Topshop’s recent appointments of Jacqui Markham as Global Design Director and Creative Director Kate Phelan, along with Lisa Byrne who heads up the design direction at Warehouse and Kate Bostock who has held senior posts at Marks & Spencer, now Chief Executive at Coast, suggests that women are able to attain visible positions amongst their peers within the retail sector. The ratio of male to female designers invited to create collaborative collections also suggests that the ease with which the customer can relate to a designer and their profile level are equally important. H&M, River Island and Target’s Go International programme yields an approximately 50/50 gender split made up of emerging and established names. At every level of the fashion industry trends are inescapable and despite Ford’s assertions, women’s changing lifestyles in combination with current economic factors is shifting fashion’s focus away from couture towards ready-to-wear. If the prevailing male/female designer stereotypes are to be given any credence, then broadly speaking this shift would seem to favour the ‘female’ notion of fashion far more. In this respect the retail sector may have it’s finger much more firmly on the fashion pulse than the major fashion houses when it comes to reacting to the needs and wants of the female consumer and appointing it’s leaders accordingly.
A tendency to dismiss more ‘wearable’ forms of fashion as too practical or somehow not spectacular enough to warrant attention is arguably short-sighted.
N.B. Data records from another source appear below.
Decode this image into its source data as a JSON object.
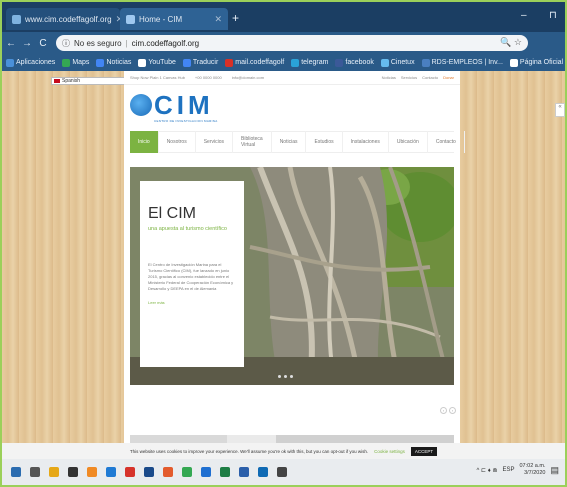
{
  "browser": {
    "tabs": [
      {
        "label": "www.cim.codeffagolf.org",
        "active": false
      },
      {
        "label": "Home - CIM",
        "active": true
      }
    ],
    "new_tab": "+",
    "window_controls": {
      "minimize": "–",
      "restore": "⊓"
    },
    "nav": {
      "back": "←",
      "forward": "→",
      "reload": "C"
    },
    "address": {
      "info_icon": "ⓘ",
      "security_label": "No es seguro",
      "separator": "|",
      "url": "cim.codeffagolf.org"
    },
    "omnibox_actions": "🔍 ☆",
    "bookmarks": [
      {
        "label": "Aplicaciones",
        "icon_color": "#4a90d9"
      },
      {
        "label": "Maps",
        "icon_color": "#34a853"
      },
      {
        "label": "Noticias",
        "icon_color": "#4285f4"
      },
      {
        "label": "YouTube",
        "icon_color": "#ffffff"
      },
      {
        "label": "Traducir",
        "icon_color": "#4285f4"
      },
      {
        "label": "mail.codeffagolf",
        "icon_color": "#d93025"
      },
      {
        "label": "telegram",
        "icon_color": "#2aa3d8"
      },
      {
        "label": "facebook",
        "icon_color": "#3b5998"
      },
      {
        "label": "Cinetux",
        "icon_color": "#66bbee"
      },
      {
        "label": "RDS-EMPLEOS | Inv...",
        "icon_color": "#4a7fc0"
      },
      {
        "label": "Página Oficial De S...",
        "icon_color": "#ffffff"
      }
    ]
  },
  "page": {
    "language": "Spanish",
    "side_widget": "«",
    "topbar": {
      "contacts": [
        "Shop Now Plain 1 Canvas Hub",
        "+00 0000 0000",
        "info@domain.com"
      ],
      "links": [
        "Noticias",
        "Servicios",
        "Contacto",
        "Donar"
      ]
    },
    "logo": {
      "text": "CIM",
      "subtitle": "CENTRO DE INVESTIGACION MARINA"
    },
    "menu": [
      "Inicio",
      "Nosotros",
      "Servicios",
      "Biblioteca Virtual",
      "Noticias",
      "Estudios",
      "Instalaciones",
      "Ubicación",
      "Contacto"
    ],
    "hero": {
      "title": "El CIM",
      "tagline": "una apuesta al turismo científico",
      "body": "El Centro de Investigación Marina para el Turismo Científico (CIM), fue lanzado en junio 2015, gracias al convenio establecido entre el Ministerio Federal de Cooperación Económica y Desarrollo y DEEPA en el de Alemania",
      "more_link": "Leer más"
    },
    "slider_arrows": [
      "‹",
      "›"
    ],
    "cookie_bar": {
      "text": "This website uses cookies to improve your experience. We'll assume you're ok with this, but you can opt-out if you wish.",
      "settings": "Cookie settings",
      "accept": "ACCEPT"
    }
  },
  "taskbar": {
    "icons": [
      {
        "name": "windows-start-icon",
        "color": "#2b6cb0"
      },
      {
        "name": "search-icon",
        "color": "#555555"
      },
      {
        "name": "file-explorer-icon",
        "color": "#e6a817"
      },
      {
        "name": "store-icon",
        "color": "#333333"
      },
      {
        "name": "vlc-icon",
        "color": "#f08a24"
      },
      {
        "name": "edge-icon",
        "color": "#1f7ad4"
      },
      {
        "name": "opera-icon",
        "color": "#d6332b"
      },
      {
        "name": "firefox-icon",
        "color": "#1a4a8a"
      },
      {
        "name": "paint-icon",
        "color": "#e35b2d"
      },
      {
        "name": "chrome-icon",
        "color": "#34a853"
      },
      {
        "name": "outlook-icon",
        "color": "#1f6fd1"
      },
      {
        "name": "excel-icon",
        "color": "#1e7e45"
      },
      {
        "name": "word-icon",
        "color": "#2b5faa"
      },
      {
        "name": "mail-icon",
        "color": "#0f6ab4"
      },
      {
        "name": "calculator-icon",
        "color": "#444444"
      }
    ],
    "tray": {
      "indicators": "^ ⊏ ♦ ⋒",
      "language": "ESP",
      "time": "07:02 a.m.",
      "date": "3/7/2020"
    }
  }
}
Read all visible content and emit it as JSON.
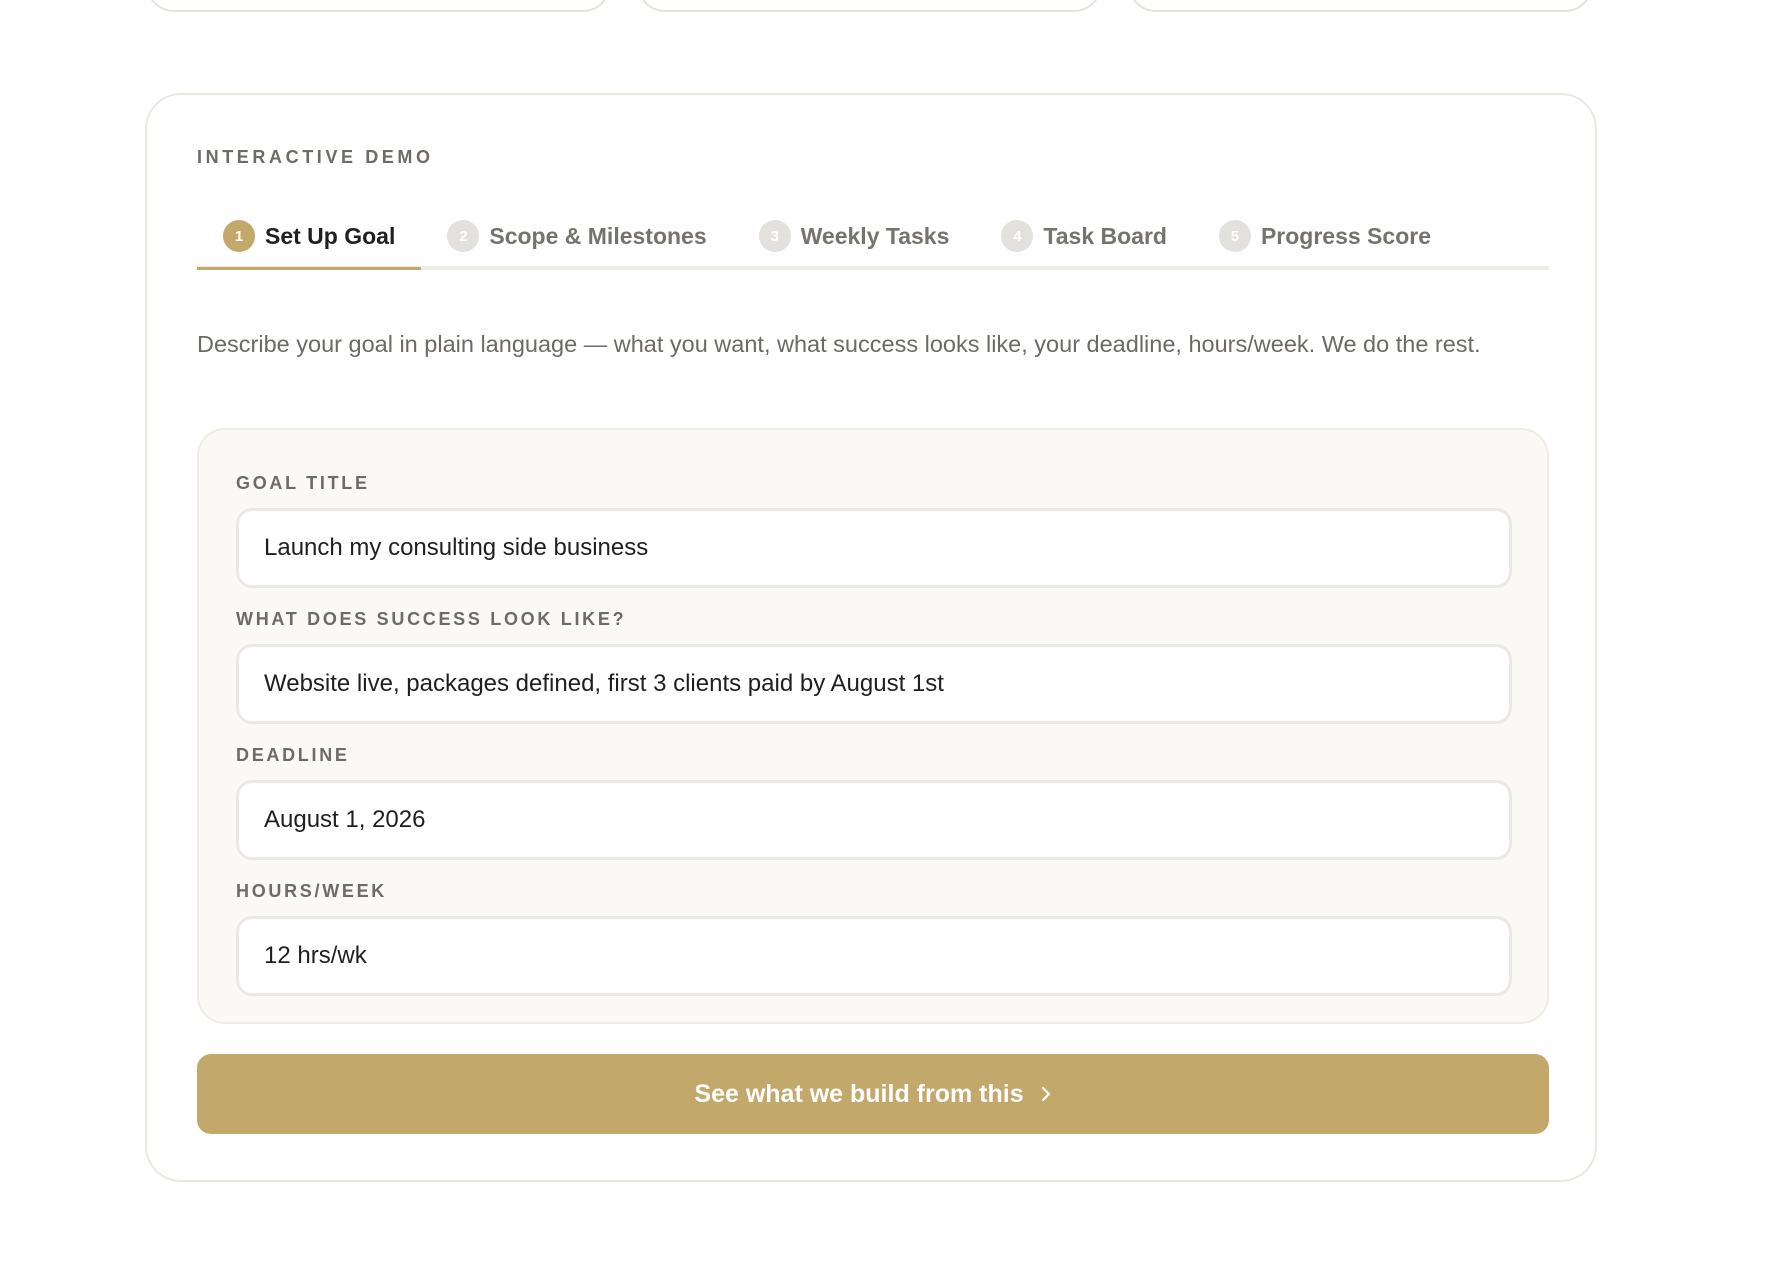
{
  "demo": {
    "eyebrow": "INTERACTIVE DEMO",
    "tabs": [
      {
        "num": "1",
        "label": "Set Up Goal",
        "active": true
      },
      {
        "num": "2",
        "label": "Scope & Milestones",
        "active": false
      },
      {
        "num": "3",
        "label": "Weekly Tasks",
        "active": false
      },
      {
        "num": "4",
        "label": "Task Board",
        "active": false
      },
      {
        "num": "5",
        "label": "Progress Score",
        "active": false
      }
    ],
    "description": "Describe your goal in plain language — what you want, what success looks like, your deadline, hours/week. We do the rest.",
    "form": {
      "goal_title": {
        "label": "GOAL TITLE",
        "value": "Launch my consulting side business"
      },
      "success": {
        "label": "WHAT DOES SUCCESS LOOK LIKE?",
        "value": "Website live, packages defined, first 3 clients paid by August 1st"
      },
      "deadline": {
        "label": "DEADLINE",
        "value": "August 1, 2026"
      },
      "hours": {
        "label": "HOURS/WEEK",
        "value": "12 hrs/wk"
      }
    },
    "cta": {
      "label": "See what we build from this",
      "icon": "chevron-right-icon"
    }
  },
  "colors": {
    "accent": "#c3a86b",
    "inactive_badge": "#e3e1dd",
    "muted_text": "#6e6b66"
  }
}
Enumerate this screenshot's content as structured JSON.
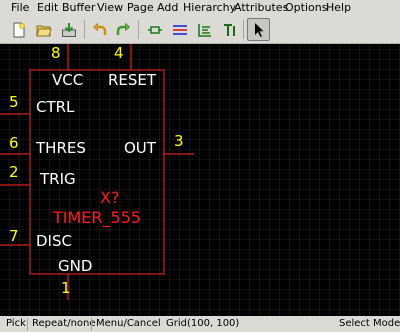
{
  "menu": [
    "File",
    "Edit",
    "Buffer",
    "View",
    "Page",
    "Add",
    "Hierarchy",
    "Attributes",
    "Options",
    "Help"
  ],
  "toolbar": {
    "buttons": [
      {
        "name": "new-file-icon"
      },
      {
        "name": "open-file-icon"
      },
      {
        "name": "save-file-icon"
      },
      {
        "name": "undo-icon"
      },
      {
        "name": "redo-icon"
      },
      {
        "name": "add-component-icon"
      },
      {
        "name": "add-net-icon"
      },
      {
        "name": "add-attribute-icon"
      },
      {
        "name": "add-text-icon"
      },
      {
        "name": "select-arrow-icon",
        "active": true
      }
    ]
  },
  "schematic": {
    "pins": {
      "vcc": {
        "number": "8",
        "label": "VCC"
      },
      "reset": {
        "number": "4",
        "label": "RESET"
      },
      "ctrl": {
        "number": "5",
        "label": "CTRL"
      },
      "thres": {
        "number": "6",
        "label": "THRES"
      },
      "out": {
        "number": "3",
        "label": "OUT"
      },
      "trig": {
        "number": "2",
        "label": "TRIG"
      },
      "disc": {
        "number": "7",
        "label": "DISC"
      },
      "gnd": {
        "number": "1",
        "label": "GND"
      }
    },
    "refdes": "X?",
    "device": "TIMER_555"
  },
  "colors": {
    "canvas_bg": "#000000",
    "grid": "#3a3a3a",
    "body": "#d42222",
    "pin_number": "#ffff00",
    "pin_label": "#ffffff",
    "attribute": "#ff1a1a"
  },
  "status": {
    "mode": "Pick",
    "repeat": "Repeat/none",
    "menu": "Menu/Cancel",
    "grid": "Grid(100, 100)",
    "select_mode": "Select Mode"
  }
}
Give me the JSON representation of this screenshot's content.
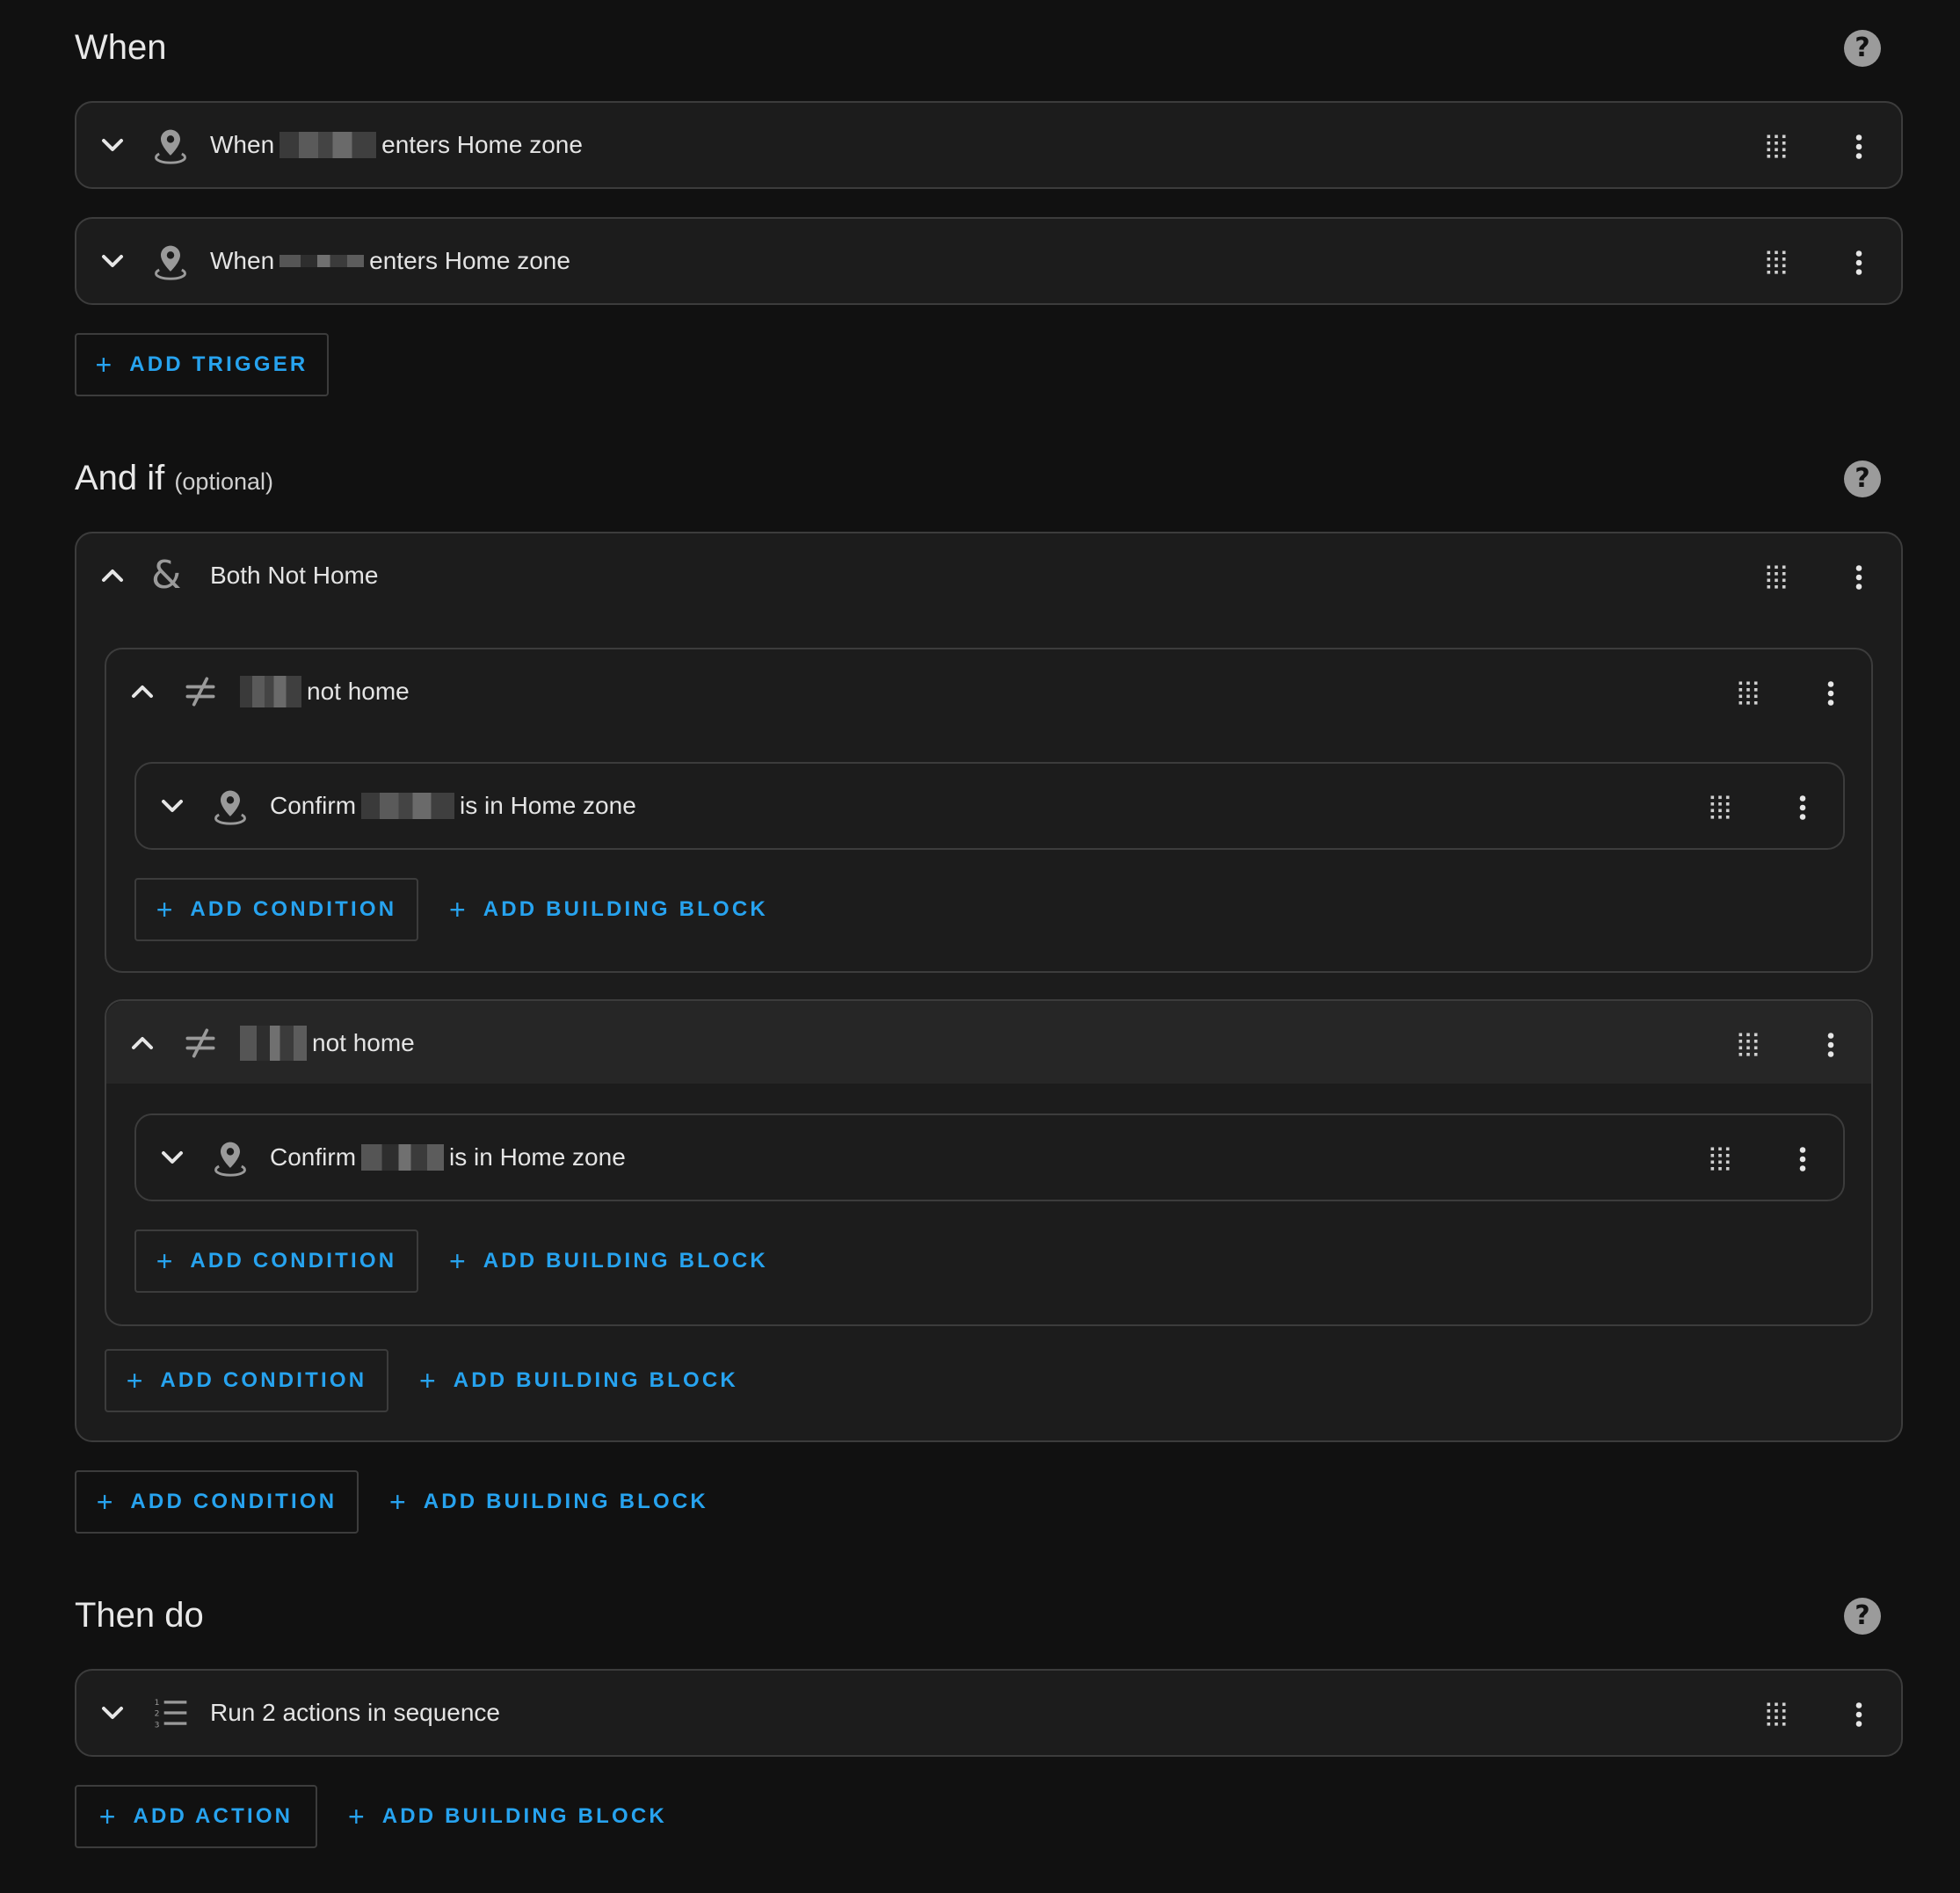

Failing to consider that over the course of fashion’s history it has been some of the simplest garments (for example the trouser suit, mini skirt or wrap dress) that have often had the most profound impact.
Needless to say, one ‘type’ of fashion cannot exist without the other for very long and for every wearable element there must be a hand beaded objet d’art or gravity defying dress in order to maintain the status of fashion as both inspirational and aspirational and to satisfy the creative/business aspects of the industry.
Fashion’s strides towards an equitable future
In terms of gender bias, the pendulum will always swing in favour of one or the other gender over time as designers react to fashion’s changing moods but the longer term goals must be to attain more equitable levels of visibility and opportunity throughout. Women are seemingly trapped by a ‘glass ceiling’ while considerably fewer men are now entering the industry, which serves to associate fashion with an outmoded perception that is increasingly out of step with the rest of society. This is also a cause for concern when the over or under representation of any particular group can mean that vital contributions are lost or that differing points of views go unheard.
Creative forums thrive on inclusivity and are enriched and enlivened by having as many different design propositions from as many diverse sources as possible. With an already diverse group of players, the fashion industry is in a prime position to set an example and take a leading role in the fight for equality, bringing us a step closer to the day, as Linda Fargo states, when every design is judged solely on its attributes rather than the gender attributes of its creator.